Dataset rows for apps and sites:
==*==

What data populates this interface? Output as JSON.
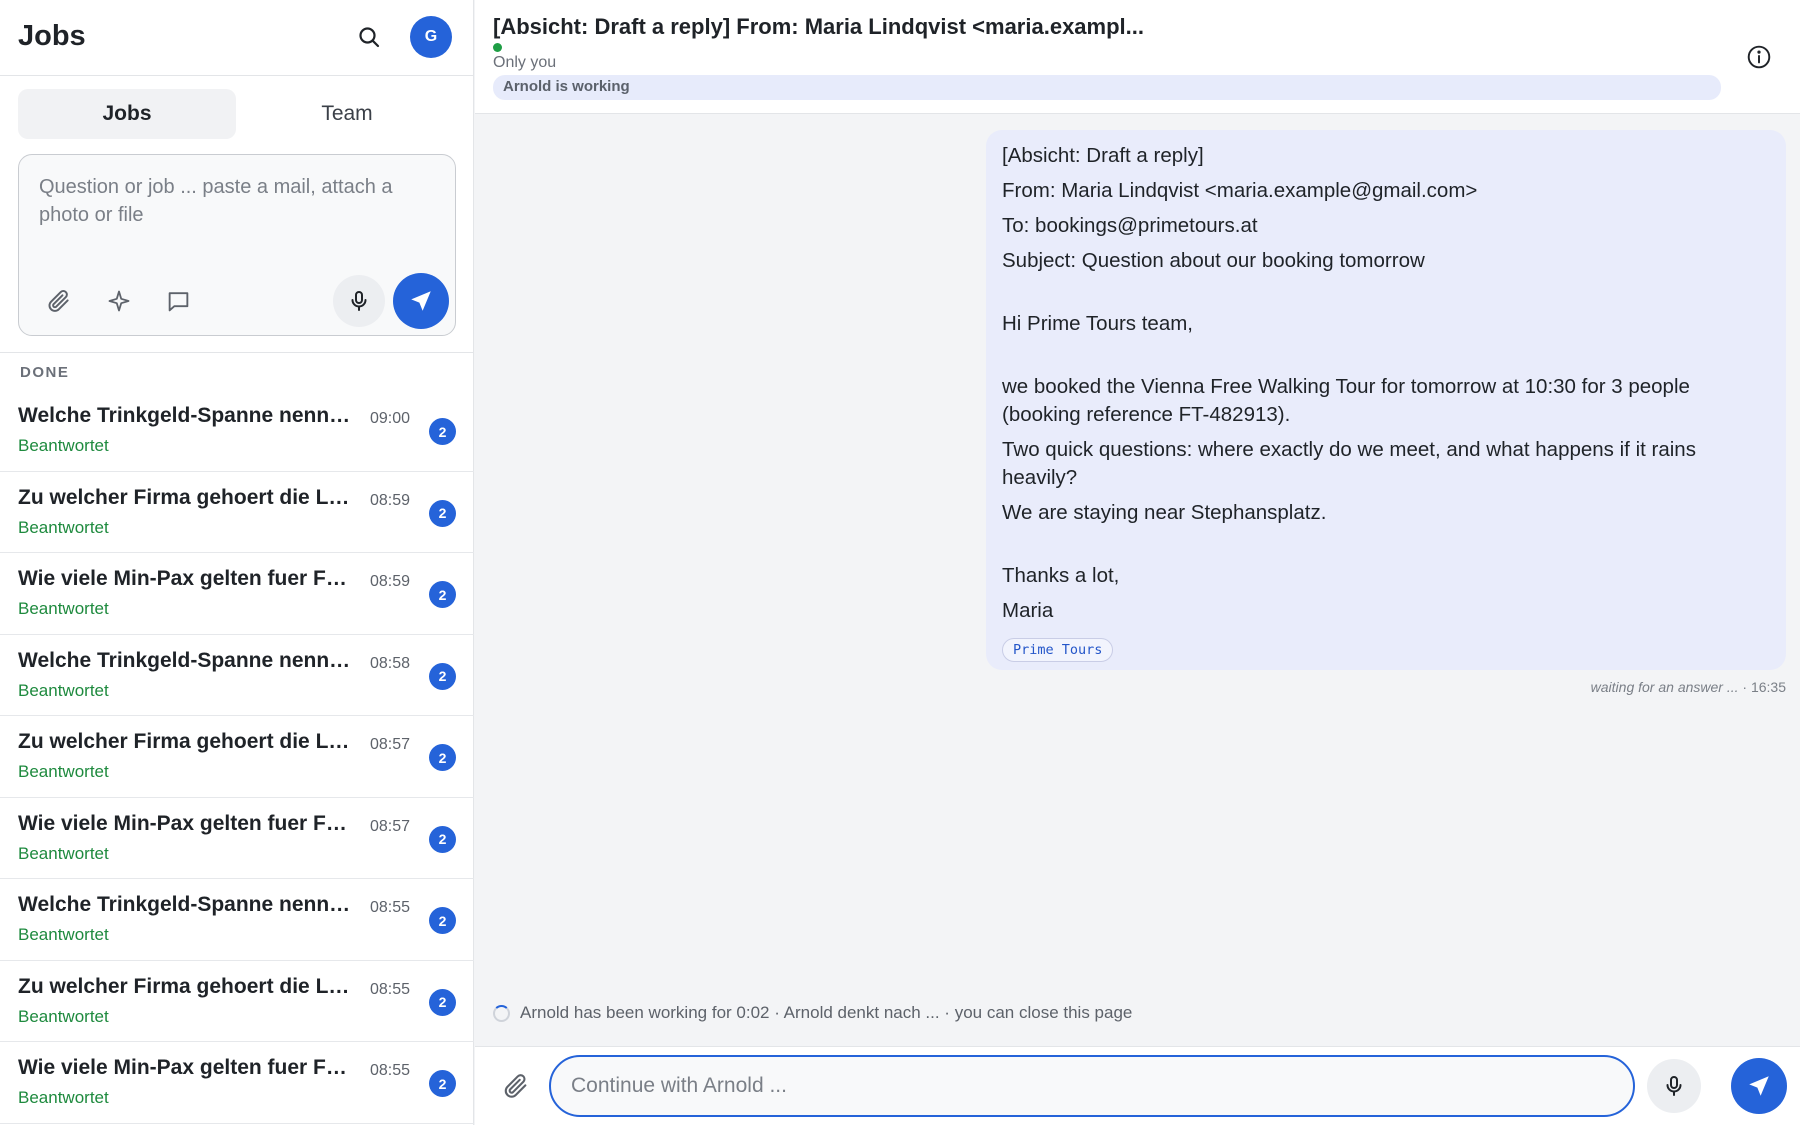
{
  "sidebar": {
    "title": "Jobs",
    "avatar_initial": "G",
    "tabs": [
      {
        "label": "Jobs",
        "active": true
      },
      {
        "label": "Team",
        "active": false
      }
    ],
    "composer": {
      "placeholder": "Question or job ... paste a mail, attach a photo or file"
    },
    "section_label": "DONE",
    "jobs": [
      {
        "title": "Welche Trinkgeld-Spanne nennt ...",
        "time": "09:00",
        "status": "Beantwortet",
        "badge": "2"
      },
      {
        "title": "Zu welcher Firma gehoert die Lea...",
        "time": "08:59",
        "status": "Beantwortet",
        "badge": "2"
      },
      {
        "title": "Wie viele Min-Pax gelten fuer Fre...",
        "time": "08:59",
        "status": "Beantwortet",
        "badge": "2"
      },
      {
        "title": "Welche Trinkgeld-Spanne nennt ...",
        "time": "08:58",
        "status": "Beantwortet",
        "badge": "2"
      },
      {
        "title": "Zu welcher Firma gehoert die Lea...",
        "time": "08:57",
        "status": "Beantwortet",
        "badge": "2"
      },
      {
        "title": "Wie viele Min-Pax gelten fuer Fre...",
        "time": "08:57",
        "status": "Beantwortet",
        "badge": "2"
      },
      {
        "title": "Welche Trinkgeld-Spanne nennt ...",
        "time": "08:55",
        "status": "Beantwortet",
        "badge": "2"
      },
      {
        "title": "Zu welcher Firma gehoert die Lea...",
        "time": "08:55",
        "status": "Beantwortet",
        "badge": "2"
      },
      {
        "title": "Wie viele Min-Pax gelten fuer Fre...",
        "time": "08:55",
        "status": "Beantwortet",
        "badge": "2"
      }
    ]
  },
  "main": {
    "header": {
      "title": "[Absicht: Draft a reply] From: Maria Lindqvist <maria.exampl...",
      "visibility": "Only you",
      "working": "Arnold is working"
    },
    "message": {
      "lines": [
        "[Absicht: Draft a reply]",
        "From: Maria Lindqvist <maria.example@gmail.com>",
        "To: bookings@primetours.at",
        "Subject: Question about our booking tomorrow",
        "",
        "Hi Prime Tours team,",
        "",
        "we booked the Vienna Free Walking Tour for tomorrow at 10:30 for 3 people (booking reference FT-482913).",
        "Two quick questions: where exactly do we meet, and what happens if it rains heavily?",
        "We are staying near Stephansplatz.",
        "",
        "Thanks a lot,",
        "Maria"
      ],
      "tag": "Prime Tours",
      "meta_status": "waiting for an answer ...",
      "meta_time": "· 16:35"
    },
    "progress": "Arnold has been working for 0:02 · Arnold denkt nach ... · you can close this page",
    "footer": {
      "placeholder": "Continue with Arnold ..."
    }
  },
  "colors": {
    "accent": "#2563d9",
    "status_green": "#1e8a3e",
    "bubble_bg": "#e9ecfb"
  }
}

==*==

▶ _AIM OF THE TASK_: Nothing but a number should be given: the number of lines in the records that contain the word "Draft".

▶ _SOLVED EXERCISE_: 2